"While cases are pending, families should stay together," tweeted Cruz, who is in an unexpectedly tough re-election battle.

Senate Majority Leader Mitch McConnell, R-Kentucky, told reporters he's reaching out to Democrats for bipartisan backing.

The family separation issue boiled over Tuesday at a House hearing on an unrelated subject, when protesters with babies briefly shut down proceedings.

Maryland Rep. Elijah Cummings, the top Democrat on the House Oversight and Government Reform Committee, pleaded with Republicans on the panel to "stand up" to Mr. Trump.

Under the administration's current policy, all unlawful crossings are referred for prosecution -- a process that moves adults to the custody of the U.S. Marshals Service and sends many children to facilities run by the Department of Health and Human Services. Under the Obama administration, such families were usually referred for civil deportation proceedings, not requiring separation.

More than 2,300 minors were separated from their families at the border from May 5 through June 9, according to the Department of Homeland Security.

The national outcry has roiled midterm election campaigns, emboldening Democrats while putting Republicans on the defensive.

Top conservatives, including some of Mr. Trump's key allies, have introduced bills to keep the migrant families together.
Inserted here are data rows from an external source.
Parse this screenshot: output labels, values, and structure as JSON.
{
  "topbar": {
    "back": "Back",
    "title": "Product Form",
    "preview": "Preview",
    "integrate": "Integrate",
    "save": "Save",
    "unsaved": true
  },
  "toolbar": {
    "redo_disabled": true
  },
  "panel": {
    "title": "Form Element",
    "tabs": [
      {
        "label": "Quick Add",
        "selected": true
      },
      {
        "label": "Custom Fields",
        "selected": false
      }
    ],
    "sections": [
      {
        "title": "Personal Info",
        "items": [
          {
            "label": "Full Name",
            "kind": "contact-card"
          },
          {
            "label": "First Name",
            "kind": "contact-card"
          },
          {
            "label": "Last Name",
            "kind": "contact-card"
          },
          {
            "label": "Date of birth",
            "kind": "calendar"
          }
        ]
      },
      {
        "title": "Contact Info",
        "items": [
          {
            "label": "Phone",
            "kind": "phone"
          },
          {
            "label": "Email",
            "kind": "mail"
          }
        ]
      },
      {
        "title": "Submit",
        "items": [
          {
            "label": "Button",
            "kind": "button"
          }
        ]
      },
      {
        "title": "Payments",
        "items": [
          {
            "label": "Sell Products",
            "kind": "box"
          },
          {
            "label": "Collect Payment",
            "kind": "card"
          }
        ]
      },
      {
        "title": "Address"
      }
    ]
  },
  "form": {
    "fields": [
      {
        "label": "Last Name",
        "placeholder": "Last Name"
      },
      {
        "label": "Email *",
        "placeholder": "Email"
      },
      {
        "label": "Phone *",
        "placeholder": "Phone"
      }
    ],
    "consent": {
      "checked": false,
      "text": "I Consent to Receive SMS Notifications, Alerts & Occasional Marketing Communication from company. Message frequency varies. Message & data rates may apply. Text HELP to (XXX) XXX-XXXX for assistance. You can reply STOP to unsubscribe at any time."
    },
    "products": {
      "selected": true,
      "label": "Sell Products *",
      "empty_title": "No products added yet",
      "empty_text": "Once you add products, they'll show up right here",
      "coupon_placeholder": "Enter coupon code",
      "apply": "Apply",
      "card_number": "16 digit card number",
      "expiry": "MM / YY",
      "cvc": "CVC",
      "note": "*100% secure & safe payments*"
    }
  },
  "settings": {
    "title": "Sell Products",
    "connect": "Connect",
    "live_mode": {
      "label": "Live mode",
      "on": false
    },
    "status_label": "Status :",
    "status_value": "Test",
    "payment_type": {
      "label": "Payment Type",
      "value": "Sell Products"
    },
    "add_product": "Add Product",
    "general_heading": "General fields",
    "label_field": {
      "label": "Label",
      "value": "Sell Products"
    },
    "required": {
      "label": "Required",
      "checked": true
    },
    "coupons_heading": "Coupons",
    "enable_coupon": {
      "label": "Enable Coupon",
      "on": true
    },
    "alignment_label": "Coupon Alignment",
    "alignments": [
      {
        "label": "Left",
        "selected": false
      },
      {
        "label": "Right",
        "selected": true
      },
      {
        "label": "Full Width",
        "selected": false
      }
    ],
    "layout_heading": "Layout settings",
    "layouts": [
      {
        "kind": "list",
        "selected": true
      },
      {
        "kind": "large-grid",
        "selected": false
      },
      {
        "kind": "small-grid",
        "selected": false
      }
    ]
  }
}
Rep. Mark Meadows of North Carolina, a leader of the conservative Freedom Caucus, said he has introduced a measure that "becomes a backup proposal" if others fail.

The House is to vote later this week on two bills that address broader immigration issues to protect young immigrant "Dreamers," who have been living in the U.S. illegally since childhood, from deportation and fund Mr. Trump's border wall.

But outlook for passage is dim. One conservative measure is expected to fail. And it's unclear if Mr. Trump's backing will help the compromise legislation that GOP leaders negotiated with moderate Republicans. Rep. Steve Scalise of Lousiana, the GOP whip, told reporters he thought it had enough support to pass. Votes are expected Thursday.

Rep. Scott Perry, R-Pennsylvania, a member of the House Freedom Caucus, says he doesn't like compromise bill "because it's all compromising in one direction."

Perry was not at the meeting with Mr. Trump, but said he doubts the president's words will affect his position.

"Well, good for him, but he's not running for Congress." 

CBS News' Rebecca Kaplan contributed to this report.